If there is no posted trail sign that indicates a glade or wooded terrain is actually an in-bounds resort-sanctioned place to ski (presumably one that is checked on occasion for safe conditions and closed if deemed not safe), following such tracks is not advisable for the unprepared and inexperienced.

Maps show ski-area boundaries and warn not to go out of bounds. The trouble is few are reading or heeding them, and no one wants every tree marked by a sign or edges of trails lined with ropes. That would destroy the mountain's beauty and is simply not practical.

But there are safe solutions for the not-so experienced/prepared skiers and riders and for those visiting the area to explore the backcountry. Killington has recognized this compelling urge to explore and encourages folks to do so safely with a guide.

Dan Egan is one of the top adventure skiers who made his reputation as extreme skiing was making its daredevil debut. Powder Magazine dubbed him one of the "Top Skiers of All Time," and Warren Miller captured his feats in 12 of his films. He has also authored two books, leads and participates in adventure travel trips, ranging from the Alps to the Arctic and coaches advanced ski clinics all over the world.

This is his second season at Killington, where he is leading a series of clinics.

Egan is offering an opportunity to learn skills of All-Terrain skiing on Jan. 26-27. This experience focuses on one's equipment and skills necessary to negotiate moguls, steeps, glades and side-country terrain at Killington. It is clearly created for the adventurous.
A backcountry clinic, called Exploring the Beast, will be offered Feb. 15-16, Feb. 17-18, and March 9-10. Reading terrain, conditions and picking the best lines down the mountain while exploring the glades, side country and backcountry terrain are the focus of this clinic. (An optional add-on offers skiers with climbing skins and their own AT equipment, an adventurous trip up to the Ledgewood Yurt for a gourmet experience.)

So is the media or Killington Resort aiding and abetting that 'siren song' by encouraging the curious to take one of the clinics?
Fortunately, no, just the opposite.

"We are offering them because the market for AT programs is growing; it is one of the few, if not the only hard goods category that is growing at this point," Rob Megnin, marketing director for Killington Resort said. "Also, we are trying to educate the marketplace as to proper techniques, best practices, and, of course, safety," he added. Offering clinics is a sane way to promote safety precisely because education and expertise are necessary to avoid irrational risks that can have tragic consequences.

According to Kelly Davis, director of research for SIA (Snowsports Industry of America), sales of Alpine AT boots (downhill oriented with a walk/ski mode and interchangeable soles) were up 40 percent in dollars sold last year over the previous season.
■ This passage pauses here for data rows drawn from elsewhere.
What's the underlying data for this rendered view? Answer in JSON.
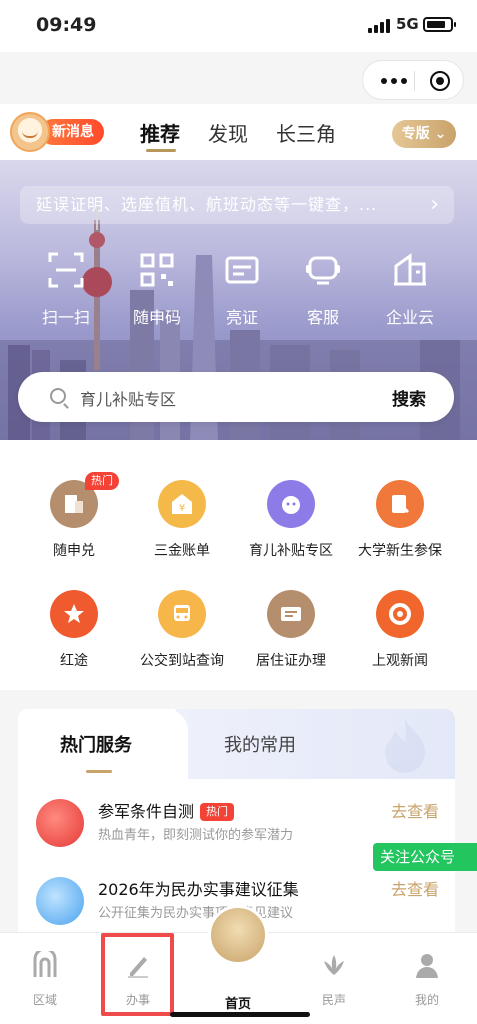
{
  "status_bar": {
    "time": "09:49",
    "network": "5G"
  },
  "header": {
    "new_message": "新消息",
    "tabs": [
      "推荐",
      "发现",
      "长三角"
    ],
    "edition": "专版"
  },
  "hero": {
    "notice": "延误证明、选座值机、航班动态等一键查，...",
    "quick_actions": [
      {
        "label": "扫一扫",
        "icon": "scan-icon"
      },
      {
        "label": "随申码",
        "icon": "qr-code-icon"
      },
      {
        "label": "亮证",
        "icon": "id-card-icon"
      },
      {
        "label": "客服",
        "icon": "customer-service-icon"
      },
      {
        "label": "企业云",
        "icon": "enterprise-cloud-icon"
      }
    ],
    "search": {
      "placeholder": "育儿补贴专区",
      "button": "搜索"
    }
  },
  "services": [
    {
      "label": "随申兑",
      "badge": "热门",
      "icon": "suishendui-icon",
      "color": "#b58e6d"
    },
    {
      "label": "三金账单",
      "icon": "fund-bill-icon",
      "color": "#f5b94a"
    },
    {
      "label": "育儿补贴专区",
      "icon": "childcare-subsidy-icon",
      "color": "#8d7be8"
    },
    {
      "label": "大学新生参保",
      "icon": "student-insurance-icon",
      "color": "#f0783a"
    },
    {
      "label": "红途",
      "icon": "red-route-icon",
      "color": "#ef5a2f"
    },
    {
      "label": "公交到站查询",
      "icon": "bus-icon",
      "color": "#f7b649"
    },
    {
      "label": "居住证办理",
      "icon": "residence-permit-icon",
      "color": "#b58e6d"
    },
    {
      "label": "上观新闻",
      "icon": "news-icon",
      "color": "#f0662c"
    }
  ],
  "hot_card": {
    "tabs": [
      "热门服务",
      "我的常用"
    ],
    "items": [
      {
        "title": "参军条件自测",
        "badge": "热门",
        "subtitle": "热血青年，即刻测试你的参军潜力",
        "action": "去查看",
        "icon": "military-flag-icon"
      },
      {
        "title": "2026年为民办实事建议征集",
        "subtitle": "公开征集为民办实事项目意见建议",
        "action": "去查看",
        "icon": "suggestion-icon"
      }
    ]
  },
  "follow_button": "关注公众号",
  "bottom_nav": [
    {
      "label": "区域",
      "icon": "region-icon"
    },
    {
      "label": "办事",
      "icon": "service-pen-icon"
    },
    {
      "label": "首页",
      "icon": "home-icon"
    },
    {
      "label": "民声",
      "icon": "voice-icon"
    },
    {
      "label": "我的",
      "icon": "profile-icon"
    }
  ],
  "colors": {
    "accent": "#c9a36a",
    "hot": "#f44336",
    "follow": "#22c55e",
    "highlight": "#ef4b4b"
  }
}
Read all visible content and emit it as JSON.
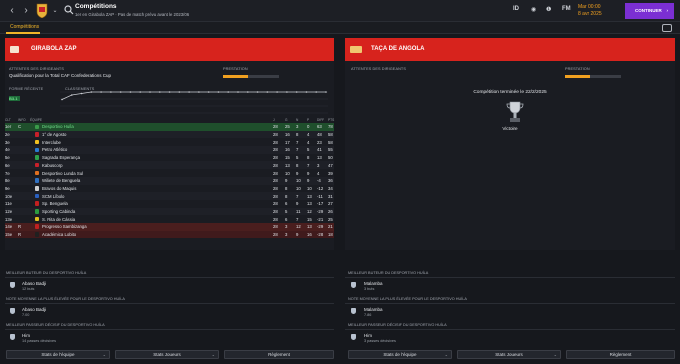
{
  "topbar": {
    "title": "Compétitions",
    "subtitle": "1er en Girabola ZAP · Pas de match prévu avant le 2023/06",
    "date_time": "Mar 00:00",
    "date": "8 avr 2025",
    "continue_label": "CONTINUER",
    "icons": [
      "back-icon",
      "forward-icon",
      "home-icon",
      "search-icon",
      "id-icon",
      "globe-icon",
      "info-icon",
      "fm-icon",
      "settings-icon"
    ],
    "id_label": "ID",
    "fm_label": "FM"
  },
  "tabs": [
    {
      "label": "Compétitions",
      "active": true
    }
  ],
  "left": {
    "competition": "GIRABOLA ZAP",
    "expectations_label": "ATTENTES DES DIRIGEANTS",
    "expectations_value": "Qualification pour la Total CAF Confederations Cup",
    "performance_label": "PRESTATION",
    "performance_fraction": 0.45,
    "form_label": "FORME RÉCENTE",
    "form_value": "B3.1",
    "rank_label": "CLASSEMENTS",
    "table": {
      "headers": [
        "CLT",
        "INFO",
        "ÉQUIPE",
        "J",
        "G",
        "N",
        "P",
        "DIFF",
        "PTS"
      ],
      "rows": [
        {
          "pos": "1er",
          "info": "C",
          "team": "Desportivo Huíla",
          "j": "28",
          "g": "25",
          "n": "3",
          "p": "0",
          "diff": "63",
          "pts": "78",
          "color": "#3a9a4a"
        },
        {
          "pos": "2e",
          "info": "",
          "team": "1° de Agosto",
          "j": "28",
          "g": "16",
          "n": "8",
          "p": "4",
          "diff": "48",
          "pts": "58",
          "color": "#c8202a"
        },
        {
          "pos": "3e",
          "info": "",
          "team": "Interclube",
          "j": "28",
          "g": "17",
          "n": "7",
          "p": "4",
          "diff": "23",
          "pts": "58",
          "color": "#f0c020"
        },
        {
          "pos": "4e",
          "info": "",
          "team": "Petro Atlético",
          "j": "28",
          "g": "16",
          "n": "7",
          "p": "5",
          "diff": "41",
          "pts": "55",
          "color": "#2a7ad0"
        },
        {
          "pos": "5e",
          "info": "",
          "team": "Sagrada Esperança",
          "j": "28",
          "g": "15",
          "n": "5",
          "p": "8",
          "diff": "13",
          "pts": "50",
          "color": "#2ea24a"
        },
        {
          "pos": "6e",
          "info": "",
          "team": "Kabuscorp",
          "j": "28",
          "g": "13",
          "n": "8",
          "p": "7",
          "diff": "3",
          "pts": "47",
          "color": "#c8202a"
        },
        {
          "pos": "7e",
          "info": "",
          "team": "Desportivo Lunda Sul",
          "j": "28",
          "g": "10",
          "n": "9",
          "p": "9",
          "diff": "4",
          "pts": "39",
          "color": "#e07020"
        },
        {
          "pos": "8e",
          "info": "",
          "team": "Wiliete de Benguela",
          "j": "28",
          "g": "9",
          "n": "10",
          "p": "9",
          "diff": "-4",
          "pts": "36",
          "color": "#3070c0"
        },
        {
          "pos": "9e",
          "info": "",
          "team": "Bravos do Maquis",
          "j": "28",
          "g": "8",
          "n": "10",
          "p": "10",
          "diff": "-12",
          "pts": "34",
          "color": "#d0d0d0"
        },
        {
          "pos": "10e",
          "info": "",
          "team": "SCM Líbolo",
          "j": "28",
          "g": "8",
          "n": "7",
          "p": "13",
          "diff": "-11",
          "pts": "31",
          "color": "#2a60c0"
        },
        {
          "pos": "11e",
          "info": "",
          "team": "Sp. Benguela",
          "j": "28",
          "g": "6",
          "n": "9",
          "p": "13",
          "diff": "-17",
          "pts": "27",
          "color": "#c02020"
        },
        {
          "pos": "12e",
          "info": "",
          "team": "Sporting Cabinda",
          "j": "28",
          "g": "5",
          "n": "11",
          "p": "12",
          "diff": "-29",
          "pts": "26",
          "color": "#2a9a40"
        },
        {
          "pos": "13e",
          "info": "",
          "team": "S. Rita de Cássia",
          "j": "28",
          "g": "6",
          "n": "7",
          "p": "15",
          "diff": "-21",
          "pts": "25",
          "color": "#e0c020"
        },
        {
          "pos": "14e",
          "info": "R",
          "team": "Progresso Sambizanga",
          "j": "28",
          "g": "3",
          "n": "12",
          "p": "13",
          "diff": "-29",
          "pts": "21",
          "color": "#c02020"
        },
        {
          "pos": "15e",
          "info": "R",
          "team": "Académica Lobito",
          "j": "28",
          "g": "3",
          "n": "9",
          "p": "16",
          "diff": "-28",
          "pts": "18",
          "color": "#202020"
        }
      ]
    },
    "position_history": [
      6,
      3,
      2,
      1,
      1,
      1,
      1,
      1,
      1,
      1,
      1,
      1,
      1,
      1,
      1,
      1,
      1,
      1,
      1,
      1,
      1,
      1,
      1,
      1,
      1,
      1,
      1,
      1
    ]
  },
  "right": {
    "competition": "TAÇA DE ANGOLA",
    "expectations_label": "ATTENTES DES DIRIGEANTS",
    "expectations_value": "",
    "performance_label": "PRESTATION",
    "performance_fraction": 0.45,
    "finished_text": "Compétition terminée le 22/2/2025",
    "result": "Victoire"
  },
  "bottom_left": {
    "top_scorer_label": "MEILLEUR BUTEUR DU DESPORTIVO HUÍLA",
    "top_scorer_name": "Abaso Badji",
    "top_scorer_stat": "12 buts",
    "avg_rating_label": "NOTE MOYENNE LA PLUS ÉLEVÉE POUR LE DESPORTIVO HUÍLA",
    "avg_rating_name": "Abaso Badji",
    "avg_rating_stat": "7.00",
    "assists_label": "MEILLEUR PASSEUR DÉCISIF DU DESPORTIVO HUÍLA",
    "assists_name": "Him",
    "assists_stat": "14 passes décisives",
    "buttons": [
      "Stats de l'équipe",
      "Stats Joueurs",
      "Règlement"
    ]
  },
  "bottom_right": {
    "top_scorer_label": "MEILLEUR BUTEUR DU DESPORTIVO HUÍLA",
    "top_scorer_name": "Malamba",
    "top_scorer_stat": "3 buts",
    "avg_rating_label": "NOTE MOYENNE LA PLUS ÉLEVÉE POUR LE DESPORTIVO HUÍLA",
    "avg_rating_name": "Malamba",
    "avg_rating_stat": "7.86",
    "assists_label": "MEILLEUR PASSEUR DÉCISIF DU DESPORTIVO HUÍLA",
    "assists_name": "Him",
    "assists_stat": "3 passes décisives",
    "buttons": [
      "Stats de l'équipe",
      "Stats Joueurs",
      "Règlement"
    ]
  },
  "colors": {
    "accent": "#f0a020",
    "competition_header": "#d7231d",
    "continue": "#7b2fd3"
  }
}
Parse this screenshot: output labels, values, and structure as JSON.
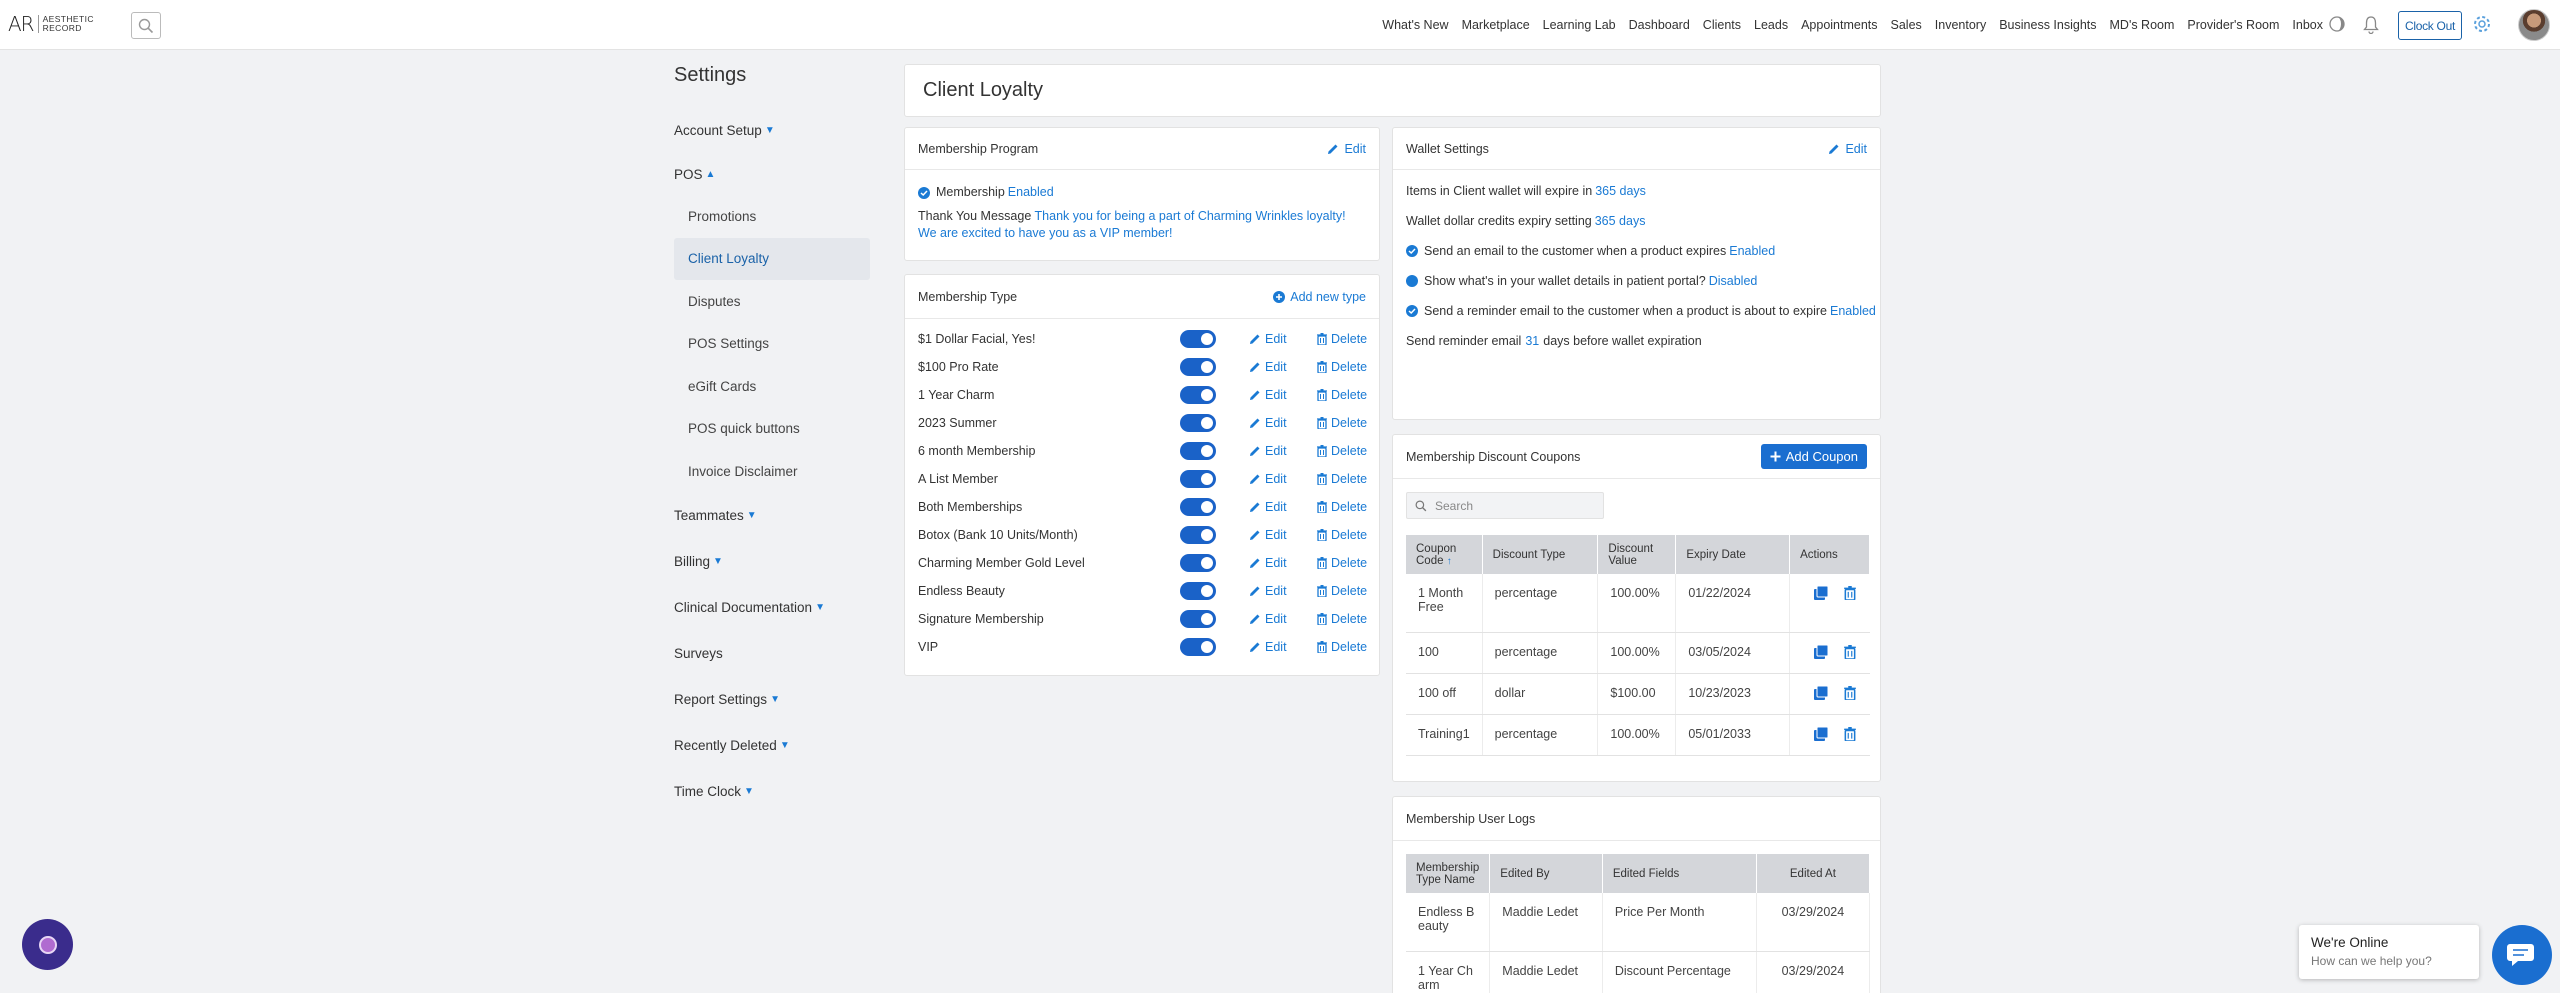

In two seasons, sales have gone from $2 million to $11.5 million!

Total bindings sales were up $2 million to $48 million, with AT/Randonee sales at $25 million.

This is a new trend that we will be seeing as Megnin notes, and people need to understand the risks involved as well as the way to mitigate them while exploring.

Experience tells us it is human nature for the more adventurous among us to heed the 'siren call' of the backcountry; this is the next frontier of skiing and riding and it's exciting that resorts like Killington are getting behind the movement to encourage safe exploration.

Most sports involve some inherent risk, and in some measure, it is the thrill that entices skiers and riders to pursue these sports.
But just as helmets have helped to reduce head injuries on the slopes because of widespread adoption, people need to approach backcountry risks with education and preparedness. This "new frontier" is the wilderness itself, and only the foolish will take the inherent risks lightly.